When choosing an app there’s more to consider than just how it looks and works on your iPad. Both apps include access to a version specifically designed for the iPhone’s smaller screen, which often serves a completely different purpose than the iPad. Many pilots prefer to use the iPhone version when away from the airport to look up airport and FBO info, weather maps, and for route planning, so spend time with this version while evaluating. It’s a great backup for charts in the cockpit too.
You may prefer an Android phone, but use an iPad in the airplane – Garmin has you covered since it works on Android and a subscription provides access to three separate devices. An additional consideration is whether you prefer to use a web browser on a computer for preflight planning. ForeFlight is unique in that it offers a full-featured web interface to view charts, weather, and plan a flight.
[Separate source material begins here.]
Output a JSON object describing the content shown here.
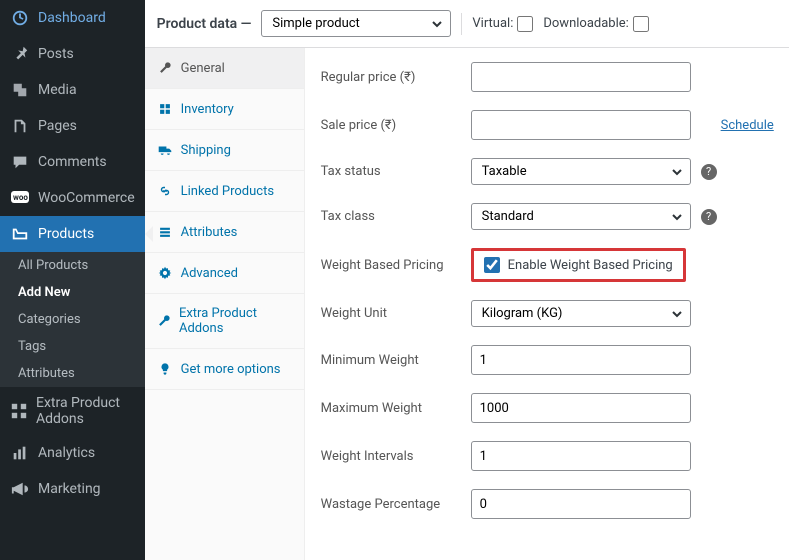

This information syncs with the app on your iPhone and iPad.
You can’t go wrong with either app since both provide the core functionality to say goodbye to paper charts, but there are enough differences that it’s worth personally evaluating both applications to see which is a better fit for your preferences and type of flying. There is no risk in making the wrong choice, since you can try out both apps free for 30 days. Annual subscriptions start at less than $100 – which is the same amount you’d spend on paper charts for a 200 mile IFR cross-country flight.
Try both apps and you’ll likely find that one will ultimately feel right to you. Yes, you need to compare features, connectivity and pricing for premium features, but also spend some time thinking about which app you’ll feel comfortable with on your lap while flying a low-ILS approach in turbulence and driving rain. That’s what really matters.
ForeFlight offers several levels of performance, based on features and your type of flying:
Basic Plus: Flight planning, weather, VFR/IFR charts, weight and balance, logbook. $120/yr
Pro Plus: Everything in Basic Plus, plus geo-referenced approach charts, hazard advisor, synthetic vision, icing/turbulence/surface analysis weather layers. $240/yr
Performance Plus: Everything in Pro Plus, plus aircraft performance profiles, advanced planning engine, AviationCloud routes, fuel policies/safety checks, JetFuelX prices. $360/yr
Click here for a complete comparison of ForeFlight subscription options.
Garmin Pilot offers two packages:
U.S Standard: Flight planning, weather, VFR/IFR charts and terrain. $109.99/yr
U.S Premium: Everything in the standard package, plus geo-referenced approach charts, icing forecasts, Garmin FliteCharts, terrain/obstacle alerts, synthetic vision and SafeTaxi airport diagrams. $209.99/yr